Spider Veins? There’s no reason to wait! Our cosmetic surgical procedures and injection sclerotherapy can give you the legs you’ve always wanted… affordably with minimal inconvenience.

Sclerotherapy is a technique that can be used to treat most varicose and spider veins. This non-surgical procedure causes the destruction of veins by injection of a solution. Sclerotherapy relieves symptoms for many of patients who experience symptoms from leg vein problems. With this procedure, veins can treated at an early stage to prevent further complications or worsening of the problem.

With regard to varicose vein treatment, we perform sclerotherapy alone for minimal varicose disease, and combine sclerotherapy with other procedures for advanced varicose disorders. Some clinics only “inject” veins and don’t offer the surgical treatments needed. Physicians who are limited to treat varicose veins only by injection may not be able to offer the patient other treatment options such as surgical or endovascular methods.

How is sclerotherapy performed?
A fine needle is used to inject the veins with a small quantity of a solution containing substances which irritate the inner lining of the vein. In response, the veins close up, and disappear. The surface veins are no longer visible. The procedure itself causes minimal discomfort. Bruising or pigmentation may result, and generally fades in four weeks, but may last for months. Scarring is uncommon. The treatment is usually performed in a doctor’s office and usually requires multiple sessions.

What results can I expect?
The success of the procedure depends on careful assessment of the problem by the specialist.
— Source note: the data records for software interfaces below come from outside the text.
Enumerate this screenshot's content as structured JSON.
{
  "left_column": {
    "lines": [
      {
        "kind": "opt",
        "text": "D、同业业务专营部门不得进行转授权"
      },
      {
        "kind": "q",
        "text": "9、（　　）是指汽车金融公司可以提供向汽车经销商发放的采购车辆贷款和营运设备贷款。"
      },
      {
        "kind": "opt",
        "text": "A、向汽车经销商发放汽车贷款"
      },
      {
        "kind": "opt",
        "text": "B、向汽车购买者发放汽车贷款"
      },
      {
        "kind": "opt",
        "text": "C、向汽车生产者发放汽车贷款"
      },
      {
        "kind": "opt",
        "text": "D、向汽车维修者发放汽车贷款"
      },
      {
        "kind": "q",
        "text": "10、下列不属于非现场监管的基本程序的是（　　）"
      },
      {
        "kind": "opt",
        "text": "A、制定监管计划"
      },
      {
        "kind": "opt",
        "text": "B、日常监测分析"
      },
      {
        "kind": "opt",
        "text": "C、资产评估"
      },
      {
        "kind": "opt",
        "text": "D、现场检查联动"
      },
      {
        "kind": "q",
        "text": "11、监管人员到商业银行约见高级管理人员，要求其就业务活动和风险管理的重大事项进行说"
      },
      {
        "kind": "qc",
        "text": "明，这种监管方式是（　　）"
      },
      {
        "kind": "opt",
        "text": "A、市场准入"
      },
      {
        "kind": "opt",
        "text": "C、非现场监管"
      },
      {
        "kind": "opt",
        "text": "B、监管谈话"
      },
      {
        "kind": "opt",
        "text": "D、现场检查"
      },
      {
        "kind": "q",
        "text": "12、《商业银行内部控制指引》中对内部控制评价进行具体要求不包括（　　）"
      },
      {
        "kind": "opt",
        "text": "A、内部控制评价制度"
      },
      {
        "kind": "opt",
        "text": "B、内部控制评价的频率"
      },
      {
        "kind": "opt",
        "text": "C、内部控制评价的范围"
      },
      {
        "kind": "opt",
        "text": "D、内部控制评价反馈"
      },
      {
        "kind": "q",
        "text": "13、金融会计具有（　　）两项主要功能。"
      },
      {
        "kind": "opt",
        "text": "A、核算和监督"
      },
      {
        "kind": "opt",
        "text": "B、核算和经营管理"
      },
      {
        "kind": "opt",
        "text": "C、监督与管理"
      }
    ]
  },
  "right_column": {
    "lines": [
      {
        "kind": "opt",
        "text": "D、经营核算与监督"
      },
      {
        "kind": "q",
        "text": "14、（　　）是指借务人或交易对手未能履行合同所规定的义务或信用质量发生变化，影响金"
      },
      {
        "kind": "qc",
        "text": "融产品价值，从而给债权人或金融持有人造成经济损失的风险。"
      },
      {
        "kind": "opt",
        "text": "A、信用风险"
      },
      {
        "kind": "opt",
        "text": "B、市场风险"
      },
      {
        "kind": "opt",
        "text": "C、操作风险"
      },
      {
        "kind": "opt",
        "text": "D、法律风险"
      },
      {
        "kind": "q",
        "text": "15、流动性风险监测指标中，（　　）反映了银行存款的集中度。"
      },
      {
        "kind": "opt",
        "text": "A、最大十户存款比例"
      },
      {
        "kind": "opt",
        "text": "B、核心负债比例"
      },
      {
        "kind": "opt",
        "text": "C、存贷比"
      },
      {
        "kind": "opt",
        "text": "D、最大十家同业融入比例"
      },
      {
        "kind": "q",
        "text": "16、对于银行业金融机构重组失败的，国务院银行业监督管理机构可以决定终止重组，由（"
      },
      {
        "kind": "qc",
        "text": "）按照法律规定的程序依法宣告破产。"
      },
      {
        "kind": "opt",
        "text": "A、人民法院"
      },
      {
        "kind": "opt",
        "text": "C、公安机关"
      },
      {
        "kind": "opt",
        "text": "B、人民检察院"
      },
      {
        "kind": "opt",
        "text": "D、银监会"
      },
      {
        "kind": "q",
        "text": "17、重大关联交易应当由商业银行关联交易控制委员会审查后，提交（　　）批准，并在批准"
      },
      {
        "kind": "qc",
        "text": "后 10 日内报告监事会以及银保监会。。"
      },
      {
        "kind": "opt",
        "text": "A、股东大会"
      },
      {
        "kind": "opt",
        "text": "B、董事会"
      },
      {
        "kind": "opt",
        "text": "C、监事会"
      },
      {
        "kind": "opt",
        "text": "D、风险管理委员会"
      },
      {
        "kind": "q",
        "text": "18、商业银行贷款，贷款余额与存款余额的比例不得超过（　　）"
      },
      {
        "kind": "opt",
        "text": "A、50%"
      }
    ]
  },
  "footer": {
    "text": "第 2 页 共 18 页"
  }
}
Various sizes of varicose veins can be treated with sclerotherapy – from the very large to the very tiny. Patients undergo anywhere from one to four sessions per region, with 10 to 30 injections per session. Following sclerotherapy, patients can go back to work, travel, or mild exercise, and resume normal activities. Patients wear medically prescribed support hose and/or bandages for several weeks during the healing period to assist in resolution of the veins.

Will my insurance company provide benefits for this?
The majority of sclerotheraphy procedures performed at this location are for cosmetic reasons rather than because of medical necessity. As such, these services are performed by Veincare Consultants, Ltd. which does not file for insurance benefits.
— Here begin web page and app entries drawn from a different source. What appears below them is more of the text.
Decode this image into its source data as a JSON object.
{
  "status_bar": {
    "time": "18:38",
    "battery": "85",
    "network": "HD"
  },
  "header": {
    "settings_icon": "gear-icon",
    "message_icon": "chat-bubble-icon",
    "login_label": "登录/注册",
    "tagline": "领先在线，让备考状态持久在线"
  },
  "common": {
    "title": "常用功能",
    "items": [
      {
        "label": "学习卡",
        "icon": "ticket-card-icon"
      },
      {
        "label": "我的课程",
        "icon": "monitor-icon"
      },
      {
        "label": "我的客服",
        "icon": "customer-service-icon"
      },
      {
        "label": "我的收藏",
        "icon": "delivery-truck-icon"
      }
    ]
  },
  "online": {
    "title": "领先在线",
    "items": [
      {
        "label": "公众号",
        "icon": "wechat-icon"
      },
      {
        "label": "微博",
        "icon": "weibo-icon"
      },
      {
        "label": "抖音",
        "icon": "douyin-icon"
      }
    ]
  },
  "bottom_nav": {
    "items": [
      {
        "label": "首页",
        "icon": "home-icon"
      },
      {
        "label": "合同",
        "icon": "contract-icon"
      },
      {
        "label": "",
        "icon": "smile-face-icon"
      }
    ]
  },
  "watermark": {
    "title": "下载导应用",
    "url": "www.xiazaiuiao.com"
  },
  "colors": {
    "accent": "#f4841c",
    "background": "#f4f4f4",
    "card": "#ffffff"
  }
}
Frequently Asked Questions (FAQ)
about patient care after sclerotherapy

Will I have to wear compression bandages or stockings after my sclerotherapy treatments?
Most patients will have to wear compression hose at least during the day during and shortly after treatment. Compression following sclerotherapy is an adjunct to the treatment. Current medical literature supports the use of compression to insure the best possible cosmetic result.

If I have to wear compression stockings after sclerotherapy, will over-the-counter products provide sufficient compression?
No, over-the-counter products provide insufficient compression for use after sclerotherapy. Prescription products, pre-made or custom made for difficult sizing situations are required.

How long will I have to wear compression?
Daily wearing of compression hose during treatment and for several additional weeks after the injections are completed is necessary for most other treatment programs.

Are those ugly compression stockings that are thick and beige the only stockings that I can wear?
No, today, much more fashionable hose are produced by several manufacturers.

What will my legs look like after injection sclerotherapy?
The sclerotherapy injections may cause bruising. The bruises take one to several weeks to fade, just as do bruises from minor injuries to the legs. Frequently, a hive-like appearance near the injection site may occur but usually disappears without treatment after several hours. If necessary, an over-the-counter low dose steroid cream may be applied to the injection sites to decrease itching and inflammation the day of injection treatments.


Content reviewed and updated on August 3, 2013.